__Work item__
In the entries below, every line with the string "sister" is to be reported.

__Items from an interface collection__
++++++++
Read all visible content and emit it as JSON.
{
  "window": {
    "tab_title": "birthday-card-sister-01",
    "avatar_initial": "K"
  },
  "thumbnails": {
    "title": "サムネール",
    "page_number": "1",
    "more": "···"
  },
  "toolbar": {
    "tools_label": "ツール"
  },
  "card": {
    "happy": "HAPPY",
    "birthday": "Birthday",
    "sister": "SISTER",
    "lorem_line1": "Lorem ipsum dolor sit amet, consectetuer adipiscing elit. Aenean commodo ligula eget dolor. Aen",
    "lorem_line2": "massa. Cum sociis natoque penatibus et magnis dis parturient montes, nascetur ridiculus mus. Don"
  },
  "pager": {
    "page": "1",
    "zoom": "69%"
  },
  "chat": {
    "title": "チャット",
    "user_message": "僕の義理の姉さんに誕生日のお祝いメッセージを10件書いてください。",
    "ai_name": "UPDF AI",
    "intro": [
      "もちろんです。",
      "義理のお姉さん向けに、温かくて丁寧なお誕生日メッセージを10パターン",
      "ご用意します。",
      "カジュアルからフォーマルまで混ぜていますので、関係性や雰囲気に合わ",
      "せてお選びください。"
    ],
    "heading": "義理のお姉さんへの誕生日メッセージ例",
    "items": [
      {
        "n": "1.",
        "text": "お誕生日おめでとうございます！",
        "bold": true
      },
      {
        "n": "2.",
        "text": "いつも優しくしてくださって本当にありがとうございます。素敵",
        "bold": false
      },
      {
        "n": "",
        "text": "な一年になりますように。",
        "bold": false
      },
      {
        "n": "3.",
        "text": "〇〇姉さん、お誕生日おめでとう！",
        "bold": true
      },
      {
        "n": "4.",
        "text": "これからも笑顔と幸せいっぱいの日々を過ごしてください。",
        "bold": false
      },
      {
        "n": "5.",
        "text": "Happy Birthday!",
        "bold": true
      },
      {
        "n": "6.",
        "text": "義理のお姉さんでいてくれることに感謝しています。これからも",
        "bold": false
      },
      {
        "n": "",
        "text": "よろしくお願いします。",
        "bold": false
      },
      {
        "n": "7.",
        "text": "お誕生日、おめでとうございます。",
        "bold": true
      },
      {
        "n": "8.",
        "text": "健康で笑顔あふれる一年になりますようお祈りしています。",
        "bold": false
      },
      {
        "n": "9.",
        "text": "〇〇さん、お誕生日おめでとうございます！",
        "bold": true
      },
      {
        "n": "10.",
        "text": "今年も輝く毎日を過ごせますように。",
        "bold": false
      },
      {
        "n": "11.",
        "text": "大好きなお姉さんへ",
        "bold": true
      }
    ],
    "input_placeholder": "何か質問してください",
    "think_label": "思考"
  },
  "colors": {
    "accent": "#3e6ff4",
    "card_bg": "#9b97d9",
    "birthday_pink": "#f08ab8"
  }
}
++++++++
__Answer section__
    "tab_title": "birthday-card-sister-01",
    "sister": "SISTER",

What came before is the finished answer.